▸ Task item: Would you write out the data below exactly, with every line intact?

Page and application data records

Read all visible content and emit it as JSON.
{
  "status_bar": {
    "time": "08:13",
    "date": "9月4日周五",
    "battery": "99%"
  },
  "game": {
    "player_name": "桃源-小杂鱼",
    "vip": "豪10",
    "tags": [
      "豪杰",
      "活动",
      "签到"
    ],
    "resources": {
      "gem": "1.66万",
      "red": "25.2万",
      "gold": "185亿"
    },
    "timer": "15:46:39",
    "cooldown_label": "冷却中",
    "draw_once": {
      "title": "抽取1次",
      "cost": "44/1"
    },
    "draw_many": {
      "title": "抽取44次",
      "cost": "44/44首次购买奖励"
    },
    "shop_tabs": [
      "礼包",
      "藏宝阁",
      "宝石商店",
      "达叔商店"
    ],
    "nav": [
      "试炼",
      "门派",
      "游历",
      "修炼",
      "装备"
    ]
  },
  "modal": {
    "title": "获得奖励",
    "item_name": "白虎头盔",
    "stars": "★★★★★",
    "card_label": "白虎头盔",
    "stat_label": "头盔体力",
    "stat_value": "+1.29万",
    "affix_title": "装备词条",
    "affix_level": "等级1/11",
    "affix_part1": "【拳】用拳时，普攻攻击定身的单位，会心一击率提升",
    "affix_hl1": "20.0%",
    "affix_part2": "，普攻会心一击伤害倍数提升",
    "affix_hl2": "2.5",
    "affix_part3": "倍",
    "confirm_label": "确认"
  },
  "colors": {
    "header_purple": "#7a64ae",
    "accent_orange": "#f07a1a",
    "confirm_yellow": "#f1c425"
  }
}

▸ Task output:
Read all visible content and emit it as JSON.
{
  "status_bar": {
    "time": "08:13",
    "date": "9月4日周五",
    "battery": "99%"
  },
  "game": {
    "player_name": "桃源-小杂鱼",
    "vip": "豪10",
    "tags": [
      "豪杰",
      "活动",
      "签到"
    ],
    "resources": {
      "gem": "1.66万",
      "red": "25.2万",
      "gold": "185亿"
    },
    "timer": "15:46:39",
    "cooldown_label": "冷却中",
    "draw_once": {
      "title": "抽取1次",
      "cost": "44/1"
    },
    "draw_many": {
      "title": "抽取44次",
      "cost": "44/44首次购买奖励"
    },
    "shop_tabs": [
      "礼包",
      "藏宝阁",
      "宝石商店",
      "达叔商店"
    ],
    "nav": [
      "试炼",
      "门派",
      "游历",
      "修炼",
      "装备"
    ]
  },
  "modal": {
    "title": "获得奖励",
    "item_name": "白虎头盔",
    "stars": "★★★★★",
    "card_label": "白虎头盔",
    "stat_label": "头盔体力",
    "stat_value": "+1.29万",
    "affix_title": "装备词条",
    "affix_level": "等级1/11",
    "affix_part1": "【拳】用拳时，普攻攻击定身的单位，会心一击率提升",
    "affix_hl1": "20.0%",
    "affix_part2": "，普攻会心一击伤害倍数提升",
    "affix_hl2": "2.5",
    "affix_part3": "倍",
    "confirm_label": "确认"
  },
  "colors": {
    "header_purple": "#7a64ae",
    "accent_orange": "#f07a1a",
    "confirm_yellow": "#f1c425"
  }
}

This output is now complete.